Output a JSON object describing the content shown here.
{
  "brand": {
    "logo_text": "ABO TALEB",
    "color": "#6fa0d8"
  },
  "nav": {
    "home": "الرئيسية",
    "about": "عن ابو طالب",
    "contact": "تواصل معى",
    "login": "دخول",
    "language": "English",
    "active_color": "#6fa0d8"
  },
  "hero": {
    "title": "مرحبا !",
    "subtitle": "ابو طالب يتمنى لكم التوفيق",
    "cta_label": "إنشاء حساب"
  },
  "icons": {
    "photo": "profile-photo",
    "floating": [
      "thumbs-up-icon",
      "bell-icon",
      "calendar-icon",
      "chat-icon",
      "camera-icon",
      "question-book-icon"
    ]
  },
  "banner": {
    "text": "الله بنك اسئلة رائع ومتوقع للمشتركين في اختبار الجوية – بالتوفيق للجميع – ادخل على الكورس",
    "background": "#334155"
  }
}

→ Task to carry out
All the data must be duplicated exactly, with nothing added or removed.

→ The answer
Output a JSON object describing the content shown here.
{
  "brand": {
    "logo_text": "ABO TALEB",
    "color": "#6fa0d8"
  },
  "nav": {
    "home": "الرئيسية",
    "about": "عن ابو طالب",
    "contact": "تواصل معى",
    "login": "دخول",
    "language": "English",
    "active_color": "#6fa0d8"
  },
  "hero": {
    "title": "مرحبا !",
    "subtitle": "ابو طالب يتمنى لكم التوفيق",
    "cta_label": "إنشاء حساب"
  },
  "icons": {
    "photo": "profile-photo",
    "floating": [
      "thumbs-up-icon",
      "bell-icon",
      "calendar-icon",
      "chat-icon",
      "camera-icon",
      "question-book-icon"
    ]
  },
  "banner": {
    "text": "الله بنك اسئلة رائع ومتوقع للمشتركين في اختبار الجوية – بالتوفيق للجميع – ادخل على الكورس",
    "background": "#334155"
  }
}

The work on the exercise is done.